------ INPUT MATERIAL

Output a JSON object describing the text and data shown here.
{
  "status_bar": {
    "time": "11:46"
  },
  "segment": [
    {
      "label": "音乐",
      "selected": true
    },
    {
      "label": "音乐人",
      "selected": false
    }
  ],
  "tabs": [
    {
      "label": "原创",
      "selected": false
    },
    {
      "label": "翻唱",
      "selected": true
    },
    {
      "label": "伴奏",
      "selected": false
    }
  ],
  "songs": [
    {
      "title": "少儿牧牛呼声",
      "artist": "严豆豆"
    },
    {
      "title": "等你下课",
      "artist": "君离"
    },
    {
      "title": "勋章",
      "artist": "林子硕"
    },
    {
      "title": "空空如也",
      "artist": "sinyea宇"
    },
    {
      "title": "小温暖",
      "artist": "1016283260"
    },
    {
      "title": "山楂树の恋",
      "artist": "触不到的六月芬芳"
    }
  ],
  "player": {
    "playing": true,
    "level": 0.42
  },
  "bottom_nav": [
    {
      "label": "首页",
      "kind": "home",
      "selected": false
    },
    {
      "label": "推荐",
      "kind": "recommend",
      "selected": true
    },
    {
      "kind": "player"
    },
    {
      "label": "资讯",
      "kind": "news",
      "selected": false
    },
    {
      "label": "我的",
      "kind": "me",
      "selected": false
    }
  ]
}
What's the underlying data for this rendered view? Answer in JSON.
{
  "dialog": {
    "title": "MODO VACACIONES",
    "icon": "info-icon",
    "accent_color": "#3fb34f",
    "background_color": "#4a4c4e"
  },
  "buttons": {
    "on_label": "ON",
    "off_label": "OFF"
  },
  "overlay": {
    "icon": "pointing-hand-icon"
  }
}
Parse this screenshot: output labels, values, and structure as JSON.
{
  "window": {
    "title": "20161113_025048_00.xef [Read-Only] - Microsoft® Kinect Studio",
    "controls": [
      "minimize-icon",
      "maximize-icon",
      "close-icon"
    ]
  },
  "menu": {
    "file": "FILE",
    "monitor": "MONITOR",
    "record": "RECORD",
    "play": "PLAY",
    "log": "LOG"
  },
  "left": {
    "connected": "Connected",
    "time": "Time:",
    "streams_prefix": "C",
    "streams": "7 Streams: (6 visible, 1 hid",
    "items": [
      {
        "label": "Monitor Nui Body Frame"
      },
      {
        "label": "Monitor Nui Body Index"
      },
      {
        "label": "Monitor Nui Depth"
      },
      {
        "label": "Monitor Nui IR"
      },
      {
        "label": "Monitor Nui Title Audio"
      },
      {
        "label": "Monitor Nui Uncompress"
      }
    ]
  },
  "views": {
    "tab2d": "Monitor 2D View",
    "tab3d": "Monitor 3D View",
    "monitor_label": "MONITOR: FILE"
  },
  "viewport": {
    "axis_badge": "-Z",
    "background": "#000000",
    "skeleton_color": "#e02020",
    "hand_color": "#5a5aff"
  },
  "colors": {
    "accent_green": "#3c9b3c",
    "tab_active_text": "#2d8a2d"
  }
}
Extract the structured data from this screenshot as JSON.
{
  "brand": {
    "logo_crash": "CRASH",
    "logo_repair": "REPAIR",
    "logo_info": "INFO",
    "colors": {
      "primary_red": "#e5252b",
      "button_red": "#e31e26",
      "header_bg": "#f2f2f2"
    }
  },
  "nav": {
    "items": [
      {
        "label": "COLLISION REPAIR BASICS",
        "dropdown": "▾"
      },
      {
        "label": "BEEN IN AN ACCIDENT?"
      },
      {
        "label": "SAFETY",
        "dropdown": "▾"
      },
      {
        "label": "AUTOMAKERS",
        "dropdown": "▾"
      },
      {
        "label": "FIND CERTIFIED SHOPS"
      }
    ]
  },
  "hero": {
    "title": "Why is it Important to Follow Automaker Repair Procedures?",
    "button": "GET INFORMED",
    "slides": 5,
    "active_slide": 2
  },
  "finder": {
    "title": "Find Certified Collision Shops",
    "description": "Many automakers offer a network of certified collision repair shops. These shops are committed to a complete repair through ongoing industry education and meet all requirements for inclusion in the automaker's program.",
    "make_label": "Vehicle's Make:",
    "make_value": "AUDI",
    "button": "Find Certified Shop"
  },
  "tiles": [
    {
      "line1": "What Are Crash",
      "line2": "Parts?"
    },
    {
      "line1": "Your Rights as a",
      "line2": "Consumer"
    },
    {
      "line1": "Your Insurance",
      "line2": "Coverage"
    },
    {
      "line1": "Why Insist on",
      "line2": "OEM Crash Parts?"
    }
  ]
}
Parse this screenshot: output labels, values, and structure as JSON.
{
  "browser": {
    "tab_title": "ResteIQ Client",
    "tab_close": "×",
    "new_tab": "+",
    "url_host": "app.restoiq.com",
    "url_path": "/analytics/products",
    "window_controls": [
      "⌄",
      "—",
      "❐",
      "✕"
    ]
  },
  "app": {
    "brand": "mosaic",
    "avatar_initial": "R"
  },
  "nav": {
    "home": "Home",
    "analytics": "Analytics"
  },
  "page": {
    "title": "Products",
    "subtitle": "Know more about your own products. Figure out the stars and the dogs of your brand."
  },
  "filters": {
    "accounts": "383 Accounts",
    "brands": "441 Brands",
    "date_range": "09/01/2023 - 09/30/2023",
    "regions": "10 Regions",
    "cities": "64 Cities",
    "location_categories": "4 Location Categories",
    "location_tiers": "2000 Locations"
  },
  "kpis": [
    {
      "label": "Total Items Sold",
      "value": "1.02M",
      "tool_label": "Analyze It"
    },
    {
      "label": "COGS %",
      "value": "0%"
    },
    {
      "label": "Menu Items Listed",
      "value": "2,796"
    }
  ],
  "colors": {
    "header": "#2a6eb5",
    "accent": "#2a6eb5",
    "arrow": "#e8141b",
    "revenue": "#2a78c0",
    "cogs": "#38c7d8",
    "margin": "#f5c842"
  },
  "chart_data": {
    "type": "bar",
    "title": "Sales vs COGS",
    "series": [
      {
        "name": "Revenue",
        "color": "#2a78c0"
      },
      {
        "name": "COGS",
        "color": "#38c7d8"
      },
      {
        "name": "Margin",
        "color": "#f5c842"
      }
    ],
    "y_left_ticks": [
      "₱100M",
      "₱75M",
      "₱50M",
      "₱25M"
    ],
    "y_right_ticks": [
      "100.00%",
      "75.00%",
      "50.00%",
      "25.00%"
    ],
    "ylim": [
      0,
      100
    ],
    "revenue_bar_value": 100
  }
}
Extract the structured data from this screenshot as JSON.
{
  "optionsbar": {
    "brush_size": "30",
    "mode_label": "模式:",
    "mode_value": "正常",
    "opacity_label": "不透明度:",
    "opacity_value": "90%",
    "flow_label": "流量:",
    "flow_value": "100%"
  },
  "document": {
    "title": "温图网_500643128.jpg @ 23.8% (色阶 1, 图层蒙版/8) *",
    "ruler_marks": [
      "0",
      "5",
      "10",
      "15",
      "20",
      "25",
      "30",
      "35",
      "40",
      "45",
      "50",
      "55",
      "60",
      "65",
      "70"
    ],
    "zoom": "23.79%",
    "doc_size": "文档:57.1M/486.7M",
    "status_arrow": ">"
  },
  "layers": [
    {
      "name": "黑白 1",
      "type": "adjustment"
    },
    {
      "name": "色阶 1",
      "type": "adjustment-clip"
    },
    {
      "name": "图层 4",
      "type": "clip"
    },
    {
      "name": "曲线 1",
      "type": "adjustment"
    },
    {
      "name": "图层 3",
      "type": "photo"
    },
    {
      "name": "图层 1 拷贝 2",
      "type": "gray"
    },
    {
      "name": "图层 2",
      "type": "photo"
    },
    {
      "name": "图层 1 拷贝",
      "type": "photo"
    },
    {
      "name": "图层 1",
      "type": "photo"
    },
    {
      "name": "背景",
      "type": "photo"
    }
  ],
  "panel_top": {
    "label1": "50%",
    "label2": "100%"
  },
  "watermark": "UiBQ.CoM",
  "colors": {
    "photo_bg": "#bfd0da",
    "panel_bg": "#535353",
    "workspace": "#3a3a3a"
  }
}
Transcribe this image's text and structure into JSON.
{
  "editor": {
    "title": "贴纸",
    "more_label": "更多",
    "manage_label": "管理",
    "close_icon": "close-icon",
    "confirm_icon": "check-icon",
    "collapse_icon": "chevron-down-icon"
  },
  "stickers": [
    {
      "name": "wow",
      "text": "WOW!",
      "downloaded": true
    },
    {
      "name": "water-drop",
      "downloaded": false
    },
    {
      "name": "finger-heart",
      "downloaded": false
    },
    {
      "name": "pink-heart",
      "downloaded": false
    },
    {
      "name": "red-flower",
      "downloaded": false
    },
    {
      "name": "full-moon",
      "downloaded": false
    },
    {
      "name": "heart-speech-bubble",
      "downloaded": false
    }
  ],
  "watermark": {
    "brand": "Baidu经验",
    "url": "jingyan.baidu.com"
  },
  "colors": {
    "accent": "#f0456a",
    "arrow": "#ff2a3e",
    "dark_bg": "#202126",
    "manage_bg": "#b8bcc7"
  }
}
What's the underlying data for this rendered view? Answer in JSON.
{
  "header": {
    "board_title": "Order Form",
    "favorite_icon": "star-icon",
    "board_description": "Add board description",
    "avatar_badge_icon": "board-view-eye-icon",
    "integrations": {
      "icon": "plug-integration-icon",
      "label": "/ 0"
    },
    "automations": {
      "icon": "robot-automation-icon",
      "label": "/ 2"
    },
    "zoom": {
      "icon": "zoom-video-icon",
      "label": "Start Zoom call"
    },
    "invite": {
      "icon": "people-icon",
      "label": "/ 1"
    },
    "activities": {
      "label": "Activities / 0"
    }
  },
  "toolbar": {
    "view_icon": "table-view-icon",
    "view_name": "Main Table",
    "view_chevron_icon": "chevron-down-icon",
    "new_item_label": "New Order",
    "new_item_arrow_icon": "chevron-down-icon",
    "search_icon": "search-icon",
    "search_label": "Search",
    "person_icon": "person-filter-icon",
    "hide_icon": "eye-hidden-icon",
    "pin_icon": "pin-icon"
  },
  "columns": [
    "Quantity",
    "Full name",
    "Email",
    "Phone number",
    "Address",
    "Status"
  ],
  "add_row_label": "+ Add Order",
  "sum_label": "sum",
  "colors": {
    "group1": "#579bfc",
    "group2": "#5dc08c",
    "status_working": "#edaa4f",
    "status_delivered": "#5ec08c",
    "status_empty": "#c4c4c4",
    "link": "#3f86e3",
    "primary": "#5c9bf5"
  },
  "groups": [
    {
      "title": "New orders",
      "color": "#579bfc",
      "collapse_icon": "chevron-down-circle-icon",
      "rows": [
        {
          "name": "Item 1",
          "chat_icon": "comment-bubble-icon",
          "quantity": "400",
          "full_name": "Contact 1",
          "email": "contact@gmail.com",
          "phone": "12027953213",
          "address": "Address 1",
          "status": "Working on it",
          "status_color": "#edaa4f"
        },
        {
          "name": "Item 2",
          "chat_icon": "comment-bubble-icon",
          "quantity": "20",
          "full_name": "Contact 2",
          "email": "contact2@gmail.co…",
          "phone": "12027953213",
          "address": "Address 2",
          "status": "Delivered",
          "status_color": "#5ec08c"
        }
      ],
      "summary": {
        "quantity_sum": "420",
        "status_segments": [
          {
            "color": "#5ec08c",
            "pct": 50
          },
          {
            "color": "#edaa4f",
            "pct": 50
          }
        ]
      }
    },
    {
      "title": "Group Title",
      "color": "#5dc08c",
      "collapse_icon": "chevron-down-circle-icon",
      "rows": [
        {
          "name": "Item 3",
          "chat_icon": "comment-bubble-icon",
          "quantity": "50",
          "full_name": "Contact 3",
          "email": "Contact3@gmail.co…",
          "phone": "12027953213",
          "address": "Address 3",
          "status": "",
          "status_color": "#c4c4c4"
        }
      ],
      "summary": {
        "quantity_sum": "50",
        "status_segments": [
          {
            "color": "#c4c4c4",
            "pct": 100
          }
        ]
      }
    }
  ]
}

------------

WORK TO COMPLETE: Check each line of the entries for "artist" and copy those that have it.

TASK OUTPUT:
      "artist": "严豆豆"
      "artist": "君离"
      "artist": "林子硕"
      "artist": "sinyea宇"
      "artist": "1016283260"
      "artist": "触不到的六月芬芳"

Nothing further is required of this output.